## [Exercise instructions]
Report how many lines in the records below contain the word "main". Give only the number.

## [Records for the task]

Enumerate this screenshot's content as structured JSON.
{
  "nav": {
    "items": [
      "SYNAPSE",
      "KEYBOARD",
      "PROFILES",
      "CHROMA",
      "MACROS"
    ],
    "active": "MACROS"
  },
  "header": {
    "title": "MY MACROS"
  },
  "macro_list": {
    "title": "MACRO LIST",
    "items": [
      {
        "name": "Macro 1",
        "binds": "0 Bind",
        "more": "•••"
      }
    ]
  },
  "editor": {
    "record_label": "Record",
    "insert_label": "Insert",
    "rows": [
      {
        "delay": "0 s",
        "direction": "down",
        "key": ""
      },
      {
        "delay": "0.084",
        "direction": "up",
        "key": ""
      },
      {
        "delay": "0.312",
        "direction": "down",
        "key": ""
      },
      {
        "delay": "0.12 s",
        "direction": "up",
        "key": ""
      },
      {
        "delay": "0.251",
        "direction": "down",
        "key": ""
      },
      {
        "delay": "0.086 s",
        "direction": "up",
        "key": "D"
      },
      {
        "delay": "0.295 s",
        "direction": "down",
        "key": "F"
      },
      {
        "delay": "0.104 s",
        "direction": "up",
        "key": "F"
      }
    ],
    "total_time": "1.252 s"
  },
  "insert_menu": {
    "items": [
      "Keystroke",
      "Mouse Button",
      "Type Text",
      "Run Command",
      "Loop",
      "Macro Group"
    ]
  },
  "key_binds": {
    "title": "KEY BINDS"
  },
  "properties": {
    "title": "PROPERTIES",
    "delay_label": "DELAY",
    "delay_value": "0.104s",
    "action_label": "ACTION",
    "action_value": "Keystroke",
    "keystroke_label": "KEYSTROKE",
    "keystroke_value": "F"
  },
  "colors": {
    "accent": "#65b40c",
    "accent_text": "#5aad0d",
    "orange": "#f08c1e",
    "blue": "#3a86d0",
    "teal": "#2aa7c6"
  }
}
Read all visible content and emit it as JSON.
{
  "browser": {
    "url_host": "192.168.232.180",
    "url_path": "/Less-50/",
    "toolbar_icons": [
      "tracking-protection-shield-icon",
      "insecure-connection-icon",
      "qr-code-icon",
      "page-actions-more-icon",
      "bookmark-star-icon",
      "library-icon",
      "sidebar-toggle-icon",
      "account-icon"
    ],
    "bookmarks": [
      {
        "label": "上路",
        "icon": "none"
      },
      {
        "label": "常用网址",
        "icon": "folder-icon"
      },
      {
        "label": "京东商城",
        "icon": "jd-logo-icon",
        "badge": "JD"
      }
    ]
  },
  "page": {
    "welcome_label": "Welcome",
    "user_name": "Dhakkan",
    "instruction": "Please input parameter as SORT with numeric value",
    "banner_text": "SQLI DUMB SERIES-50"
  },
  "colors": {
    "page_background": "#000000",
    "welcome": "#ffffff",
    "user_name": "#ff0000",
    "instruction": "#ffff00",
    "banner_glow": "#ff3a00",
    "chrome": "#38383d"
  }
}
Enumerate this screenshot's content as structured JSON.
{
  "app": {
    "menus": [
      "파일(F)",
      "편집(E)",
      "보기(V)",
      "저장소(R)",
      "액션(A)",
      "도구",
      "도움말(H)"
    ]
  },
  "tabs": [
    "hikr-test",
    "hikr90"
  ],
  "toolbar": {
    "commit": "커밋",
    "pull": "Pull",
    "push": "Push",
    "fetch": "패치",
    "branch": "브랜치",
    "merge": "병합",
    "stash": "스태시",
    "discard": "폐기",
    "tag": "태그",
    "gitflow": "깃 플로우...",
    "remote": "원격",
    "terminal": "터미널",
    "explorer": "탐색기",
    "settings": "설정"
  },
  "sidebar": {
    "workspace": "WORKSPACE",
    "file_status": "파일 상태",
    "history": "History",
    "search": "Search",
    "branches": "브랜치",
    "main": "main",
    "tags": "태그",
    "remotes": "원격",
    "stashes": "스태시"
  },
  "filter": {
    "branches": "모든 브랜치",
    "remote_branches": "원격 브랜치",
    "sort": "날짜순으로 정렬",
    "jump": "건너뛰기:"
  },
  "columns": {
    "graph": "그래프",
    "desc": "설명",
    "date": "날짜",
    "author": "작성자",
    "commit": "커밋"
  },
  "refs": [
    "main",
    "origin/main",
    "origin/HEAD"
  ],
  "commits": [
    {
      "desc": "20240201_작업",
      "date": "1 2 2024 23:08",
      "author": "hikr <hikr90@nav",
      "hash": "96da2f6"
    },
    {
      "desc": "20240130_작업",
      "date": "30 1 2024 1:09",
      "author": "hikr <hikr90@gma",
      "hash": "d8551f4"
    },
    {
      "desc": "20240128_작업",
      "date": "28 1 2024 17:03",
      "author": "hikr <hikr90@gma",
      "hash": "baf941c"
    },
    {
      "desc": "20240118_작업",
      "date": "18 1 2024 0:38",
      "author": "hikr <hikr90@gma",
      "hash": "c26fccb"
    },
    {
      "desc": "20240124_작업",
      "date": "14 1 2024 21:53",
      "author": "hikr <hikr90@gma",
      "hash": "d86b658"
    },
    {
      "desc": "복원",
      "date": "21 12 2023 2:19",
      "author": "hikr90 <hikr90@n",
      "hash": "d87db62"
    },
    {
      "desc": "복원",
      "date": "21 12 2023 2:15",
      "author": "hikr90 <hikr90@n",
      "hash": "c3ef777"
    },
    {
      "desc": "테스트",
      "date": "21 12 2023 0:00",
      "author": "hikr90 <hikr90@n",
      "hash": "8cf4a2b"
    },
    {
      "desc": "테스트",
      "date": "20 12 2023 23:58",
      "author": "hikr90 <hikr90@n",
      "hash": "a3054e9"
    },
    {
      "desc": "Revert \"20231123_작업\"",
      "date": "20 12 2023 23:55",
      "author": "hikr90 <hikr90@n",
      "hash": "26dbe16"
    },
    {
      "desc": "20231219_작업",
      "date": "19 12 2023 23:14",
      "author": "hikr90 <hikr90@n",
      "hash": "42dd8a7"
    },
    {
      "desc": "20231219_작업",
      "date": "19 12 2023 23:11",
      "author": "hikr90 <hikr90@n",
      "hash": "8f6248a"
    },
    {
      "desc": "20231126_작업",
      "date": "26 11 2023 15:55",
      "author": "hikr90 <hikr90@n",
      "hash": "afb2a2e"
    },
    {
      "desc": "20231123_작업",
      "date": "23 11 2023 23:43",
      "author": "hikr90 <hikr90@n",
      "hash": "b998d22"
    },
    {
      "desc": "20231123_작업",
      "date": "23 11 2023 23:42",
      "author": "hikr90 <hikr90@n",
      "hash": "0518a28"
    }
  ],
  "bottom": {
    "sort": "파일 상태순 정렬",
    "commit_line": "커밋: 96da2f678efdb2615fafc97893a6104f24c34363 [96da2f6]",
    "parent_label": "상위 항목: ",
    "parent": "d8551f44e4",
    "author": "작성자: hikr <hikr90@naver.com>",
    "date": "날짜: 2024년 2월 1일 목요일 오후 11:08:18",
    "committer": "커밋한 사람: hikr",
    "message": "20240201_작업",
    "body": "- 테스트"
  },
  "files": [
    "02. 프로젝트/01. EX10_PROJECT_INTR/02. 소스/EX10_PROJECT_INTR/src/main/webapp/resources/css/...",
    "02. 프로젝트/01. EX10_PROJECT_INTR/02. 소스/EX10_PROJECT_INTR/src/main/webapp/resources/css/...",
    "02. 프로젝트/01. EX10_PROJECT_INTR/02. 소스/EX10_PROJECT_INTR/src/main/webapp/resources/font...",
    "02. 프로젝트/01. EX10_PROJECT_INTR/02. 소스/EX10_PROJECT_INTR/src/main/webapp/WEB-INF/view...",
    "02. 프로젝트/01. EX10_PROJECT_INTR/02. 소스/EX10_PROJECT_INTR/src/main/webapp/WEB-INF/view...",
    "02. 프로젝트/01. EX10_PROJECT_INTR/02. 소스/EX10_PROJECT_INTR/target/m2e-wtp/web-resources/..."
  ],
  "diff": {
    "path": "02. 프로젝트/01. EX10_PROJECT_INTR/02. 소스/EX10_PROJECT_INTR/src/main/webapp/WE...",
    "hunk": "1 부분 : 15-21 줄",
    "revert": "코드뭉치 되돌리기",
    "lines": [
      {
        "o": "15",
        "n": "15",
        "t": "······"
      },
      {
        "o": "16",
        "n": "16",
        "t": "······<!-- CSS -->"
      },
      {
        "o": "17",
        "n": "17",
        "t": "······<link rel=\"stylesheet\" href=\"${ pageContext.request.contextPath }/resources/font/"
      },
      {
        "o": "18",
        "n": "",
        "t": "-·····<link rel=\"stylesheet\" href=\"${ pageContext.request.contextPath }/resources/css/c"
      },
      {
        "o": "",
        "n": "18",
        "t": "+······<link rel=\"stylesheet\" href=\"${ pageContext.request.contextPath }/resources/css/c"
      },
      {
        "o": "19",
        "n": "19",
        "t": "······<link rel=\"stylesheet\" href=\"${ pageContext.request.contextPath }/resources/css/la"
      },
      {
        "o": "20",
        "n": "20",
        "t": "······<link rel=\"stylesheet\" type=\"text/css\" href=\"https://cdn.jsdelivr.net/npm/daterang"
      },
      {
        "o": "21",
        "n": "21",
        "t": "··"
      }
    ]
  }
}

## [Answer to this exercise]
9